WHAT THE TASK REQUIRES
Retype the records below so that each one matches exactly.
═════ SUPPLIED DATA ═════
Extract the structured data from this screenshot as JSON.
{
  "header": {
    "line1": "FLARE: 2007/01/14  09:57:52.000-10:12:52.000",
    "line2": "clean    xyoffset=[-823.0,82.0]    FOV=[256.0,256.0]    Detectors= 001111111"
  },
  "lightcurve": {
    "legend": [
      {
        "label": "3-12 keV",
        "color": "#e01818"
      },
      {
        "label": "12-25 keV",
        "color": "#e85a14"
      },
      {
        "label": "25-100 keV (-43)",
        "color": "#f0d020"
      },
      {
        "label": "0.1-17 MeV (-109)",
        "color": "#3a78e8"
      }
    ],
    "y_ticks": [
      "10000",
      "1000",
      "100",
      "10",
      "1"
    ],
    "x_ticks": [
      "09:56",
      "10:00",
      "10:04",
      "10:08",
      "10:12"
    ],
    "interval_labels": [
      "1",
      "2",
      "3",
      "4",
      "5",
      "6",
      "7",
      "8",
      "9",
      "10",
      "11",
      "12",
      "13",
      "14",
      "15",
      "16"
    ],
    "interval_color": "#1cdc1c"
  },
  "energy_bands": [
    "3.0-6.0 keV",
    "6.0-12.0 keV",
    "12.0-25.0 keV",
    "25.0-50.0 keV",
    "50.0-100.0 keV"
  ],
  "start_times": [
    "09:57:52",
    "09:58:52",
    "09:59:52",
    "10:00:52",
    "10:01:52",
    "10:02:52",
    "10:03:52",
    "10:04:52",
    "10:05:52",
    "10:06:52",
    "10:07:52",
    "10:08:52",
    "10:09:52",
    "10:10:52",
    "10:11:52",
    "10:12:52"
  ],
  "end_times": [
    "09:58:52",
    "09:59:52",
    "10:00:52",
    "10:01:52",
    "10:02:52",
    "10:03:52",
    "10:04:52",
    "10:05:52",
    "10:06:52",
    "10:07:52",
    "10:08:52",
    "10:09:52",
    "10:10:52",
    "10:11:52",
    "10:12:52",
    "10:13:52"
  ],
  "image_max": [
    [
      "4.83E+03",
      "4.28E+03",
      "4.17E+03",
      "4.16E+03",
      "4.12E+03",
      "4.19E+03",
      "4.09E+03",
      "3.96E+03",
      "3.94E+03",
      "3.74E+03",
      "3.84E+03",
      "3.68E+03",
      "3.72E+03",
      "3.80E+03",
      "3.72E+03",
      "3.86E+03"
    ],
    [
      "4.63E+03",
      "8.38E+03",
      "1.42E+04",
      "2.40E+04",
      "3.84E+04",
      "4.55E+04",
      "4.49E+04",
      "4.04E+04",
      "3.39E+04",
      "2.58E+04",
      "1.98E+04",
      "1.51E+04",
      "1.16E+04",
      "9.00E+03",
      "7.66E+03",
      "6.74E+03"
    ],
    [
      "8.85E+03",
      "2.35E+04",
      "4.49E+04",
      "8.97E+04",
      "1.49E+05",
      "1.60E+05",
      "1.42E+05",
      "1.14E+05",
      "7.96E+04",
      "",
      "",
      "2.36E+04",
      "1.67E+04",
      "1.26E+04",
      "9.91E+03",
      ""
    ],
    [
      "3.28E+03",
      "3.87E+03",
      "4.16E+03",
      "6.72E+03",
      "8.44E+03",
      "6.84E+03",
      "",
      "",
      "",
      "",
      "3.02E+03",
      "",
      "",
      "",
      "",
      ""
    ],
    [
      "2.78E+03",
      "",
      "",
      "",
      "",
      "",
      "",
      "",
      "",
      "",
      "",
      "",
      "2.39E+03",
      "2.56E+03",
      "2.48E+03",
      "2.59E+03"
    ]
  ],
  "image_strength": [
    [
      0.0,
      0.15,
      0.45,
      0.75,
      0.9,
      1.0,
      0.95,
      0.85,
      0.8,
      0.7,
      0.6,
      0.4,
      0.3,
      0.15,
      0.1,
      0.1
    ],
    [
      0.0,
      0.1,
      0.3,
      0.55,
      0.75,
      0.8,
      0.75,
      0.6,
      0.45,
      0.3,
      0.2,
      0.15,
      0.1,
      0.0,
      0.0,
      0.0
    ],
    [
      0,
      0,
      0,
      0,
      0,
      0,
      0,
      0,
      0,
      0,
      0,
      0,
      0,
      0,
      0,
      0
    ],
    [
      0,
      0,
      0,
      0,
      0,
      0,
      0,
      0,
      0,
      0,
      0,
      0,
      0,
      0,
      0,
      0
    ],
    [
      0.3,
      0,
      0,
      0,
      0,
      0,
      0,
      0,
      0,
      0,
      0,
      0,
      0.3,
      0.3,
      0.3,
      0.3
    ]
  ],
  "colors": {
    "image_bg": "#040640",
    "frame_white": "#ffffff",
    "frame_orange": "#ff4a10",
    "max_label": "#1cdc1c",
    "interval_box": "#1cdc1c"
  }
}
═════
RESPONSE AREA
Extract the structured data from this screenshot as JSON.
{
  "header": {
    "line1": "FLARE: 2007/01/14  09:57:52.000-10:12:52.000",
    "line2": "clean    xyoffset=[-823.0,82.0]    FOV=[256.0,256.0]    Detectors= 001111111"
  },
  "lightcurve": {
    "legend": [
      {
        "label": "3-12 keV",
        "color": "#e01818"
      },
      {
        "label": "12-25 keV",
        "color": "#e85a14"
      },
      {
        "label": "25-100 keV (-43)",
        "color": "#f0d020"
      },
      {
        "label": "0.1-17 MeV (-109)",
        "color": "#3a78e8"
      }
    ],
    "y_ticks": [
      "10000",
      "1000",
      "100",
      "10",
      "1"
    ],
    "x_ticks": [
      "09:56",
      "10:00",
      "10:04",
      "10:08",
      "10:12"
    ],
    "interval_labels": [
      "1",
      "2",
      "3",
      "4",
      "5",
      "6",
      "7",
      "8",
      "9",
      "10",
      "11",
      "12",
      "13",
      "14",
      "15",
      "16"
    ],
    "interval_color": "#1cdc1c"
  },
  "energy_bands": [
    "3.0-6.0 keV",
    "6.0-12.0 keV",
    "12.0-25.0 keV",
    "25.0-50.0 keV",
    "50.0-100.0 keV"
  ],
  "start_times": [
    "09:57:52",
    "09:58:52",
    "09:59:52",
    "10:00:52",
    "10:01:52",
    "10:02:52",
    "10:03:52",
    "10:04:52",
    "10:05:52",
    "10:06:52",
    "10:07:52",
    "10:08:52",
    "10:09:52",
    "10:10:52",
    "10:11:52",
    "10:12:52"
  ],
  "end_times": [
    "09:58:52",
    "09:59:52",
    "10:00:52",
    "10:01:52",
    "10:02:52",
    "10:03:52",
    "10:04:52",
    "10:05:52",
    "10:06:52",
    "10:07:52",
    "10:08:52",
    "10:09:52",
    "10:10:52",
    "10:11:52",
    "10:12:52",
    "10:13:52"
  ],
  "image_max": [
    [
      "4.83E+03",
      "4.28E+03",
      "4.17E+03",
      "4.16E+03",
      "4.12E+03",
      "4.19E+03",
      "4.09E+03",
      "3.96E+03",
      "3.94E+03",
      "3.74E+03",
      "3.84E+03",
      "3.68E+03",
      "3.72E+03",
      "3.80E+03",
      "3.72E+03",
      "3.86E+03"
    ],
    [
      "4.63E+03",
      "8.38E+03",
      "1.42E+04",
      "2.40E+04",
      "3.84E+04",
      "4.55E+04",
      "4.49E+04",
      "4.04E+04",
      "3.39E+04",
      "2.58E+04",
      "1.98E+04",
      "1.51E+04",
      "1.16E+04",
      "9.00E+03",
      "7.66E+03",
      "6.74E+03"
    ],
    [
      "8.85E+03",
      "2.35E+04",
      "4.49E+04",
      "8.97E+04",
      "1.49E+05",
      "1.60E+05",
      "1.42E+05",
      "1.14E+05",
      "7.96E+04",
      "",
      "",
      "2.36E+04",
      "1.67E+04",
      "1.26E+04",
      "9.91E+03",
      ""
    ],
    [
      "3.28E+03",
      "3.87E+03",
      "4.16E+03",
      "6.72E+03",
      "8.44E+03",
      "6.84E+03",
      "",
      "",
      "",
      "",
      "3.02E+03",
      "",
      "",
      "",
      "",
      ""
    ],
    [
      "2.78E+03",
      "",
      "",
      "",
      "",
      "",
      "",
      "",
      "",
      "",
      "",
      "",
      "2.39E+03",
      "2.56E+03",
      "2.48E+03",
      "2.59E+03"
    ]
  ],
  "image_strength": [
    [
      0.0,
      0.15,
      0.45,
      0.75,
      0.9,
      1.0,
      0.95,
      0.85,
      0.8,
      0.7,
      0.6,
      0.4,
      0.3,
      0.15,
      0.1,
      0.1
    ],
    [
      0.0,
      0.1,
      0.3,
      0.55,
      0.75,
      0.8,
      0.75,
      0.6,
      0.45,
      0.3,
      0.2,
      0.15,
      0.1,
      0.0,
      0.0,
      0.0
    ],
    [
      0,
      0,
      0,
      0,
      0,
      0,
      0,
      0,
      0,
      0,
      0,
      0,
      0,
      0,
      0,
      0
    ],
    [
      0,
      0,
      0,
      0,
      0,
      0,
      0,
      0,
      0,
      0,
      0,
      0,
      0,
      0,
      0,
      0
    ],
    [
      0.3,
      0,
      0,
      0,
      0,
      0,
      0,
      0,
      0,
      0,
      0,
      0,
      0.3,
      0.3,
      0.3,
      0.3
    ]
  ],
  "colors": {
    "image_bg": "#040640",
    "frame_white": "#ffffff",
    "frame_orange": "#ff4a10",
    "max_label": "#1cdc1c",
    "interval_box": "#1cdc1c"
  }
}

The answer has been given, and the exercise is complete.